=== Begin Enclosure ===
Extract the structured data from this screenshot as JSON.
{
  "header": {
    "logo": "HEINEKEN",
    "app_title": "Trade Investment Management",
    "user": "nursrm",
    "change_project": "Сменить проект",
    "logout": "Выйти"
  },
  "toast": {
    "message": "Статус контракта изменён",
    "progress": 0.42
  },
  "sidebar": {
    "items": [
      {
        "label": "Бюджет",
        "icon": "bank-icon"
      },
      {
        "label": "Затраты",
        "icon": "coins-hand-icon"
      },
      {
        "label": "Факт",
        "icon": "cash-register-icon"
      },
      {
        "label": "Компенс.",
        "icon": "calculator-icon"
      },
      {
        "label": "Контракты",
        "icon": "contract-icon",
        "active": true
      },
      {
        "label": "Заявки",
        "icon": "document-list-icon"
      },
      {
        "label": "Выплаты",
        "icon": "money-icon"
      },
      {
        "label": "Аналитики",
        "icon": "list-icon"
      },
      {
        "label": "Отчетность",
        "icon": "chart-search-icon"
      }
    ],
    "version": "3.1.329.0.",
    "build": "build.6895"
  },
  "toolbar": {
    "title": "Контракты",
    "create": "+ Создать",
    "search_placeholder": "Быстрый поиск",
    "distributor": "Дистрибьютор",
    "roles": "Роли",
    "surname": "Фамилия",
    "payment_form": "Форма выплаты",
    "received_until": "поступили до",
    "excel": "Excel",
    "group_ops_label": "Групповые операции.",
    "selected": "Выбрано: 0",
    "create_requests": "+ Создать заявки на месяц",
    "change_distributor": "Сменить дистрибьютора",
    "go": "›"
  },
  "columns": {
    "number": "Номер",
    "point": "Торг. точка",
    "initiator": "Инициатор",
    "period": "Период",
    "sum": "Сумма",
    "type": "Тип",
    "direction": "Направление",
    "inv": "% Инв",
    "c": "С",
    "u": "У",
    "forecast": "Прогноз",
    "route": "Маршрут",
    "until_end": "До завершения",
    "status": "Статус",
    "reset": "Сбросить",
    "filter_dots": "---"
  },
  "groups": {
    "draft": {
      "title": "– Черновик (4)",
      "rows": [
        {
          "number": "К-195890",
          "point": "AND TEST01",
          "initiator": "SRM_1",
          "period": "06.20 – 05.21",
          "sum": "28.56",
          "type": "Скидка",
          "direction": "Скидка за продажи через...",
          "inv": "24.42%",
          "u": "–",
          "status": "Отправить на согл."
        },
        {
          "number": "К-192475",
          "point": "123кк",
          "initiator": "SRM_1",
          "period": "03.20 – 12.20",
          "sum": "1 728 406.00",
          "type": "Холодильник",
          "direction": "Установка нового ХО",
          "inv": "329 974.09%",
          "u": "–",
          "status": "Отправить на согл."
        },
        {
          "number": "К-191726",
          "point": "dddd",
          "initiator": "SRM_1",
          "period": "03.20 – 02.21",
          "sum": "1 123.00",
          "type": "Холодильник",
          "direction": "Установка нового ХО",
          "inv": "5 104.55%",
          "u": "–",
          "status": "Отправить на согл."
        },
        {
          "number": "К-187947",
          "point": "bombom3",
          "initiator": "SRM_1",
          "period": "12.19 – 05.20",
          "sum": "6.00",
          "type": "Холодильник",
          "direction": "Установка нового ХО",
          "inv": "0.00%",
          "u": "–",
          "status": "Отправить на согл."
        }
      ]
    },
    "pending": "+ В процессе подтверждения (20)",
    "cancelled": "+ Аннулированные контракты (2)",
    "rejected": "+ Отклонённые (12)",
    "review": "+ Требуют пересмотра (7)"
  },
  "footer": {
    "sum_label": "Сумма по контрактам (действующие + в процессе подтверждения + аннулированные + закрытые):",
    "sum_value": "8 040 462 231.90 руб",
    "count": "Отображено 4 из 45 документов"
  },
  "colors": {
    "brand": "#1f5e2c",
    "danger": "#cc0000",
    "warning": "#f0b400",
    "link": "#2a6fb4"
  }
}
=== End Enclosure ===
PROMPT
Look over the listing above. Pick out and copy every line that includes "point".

ANSWER AREA
    "point": "Торг. точка",
          "point": "AND TEST01",
          "point": "123кк",
          "point": "dddd",
          "point": "bombom3",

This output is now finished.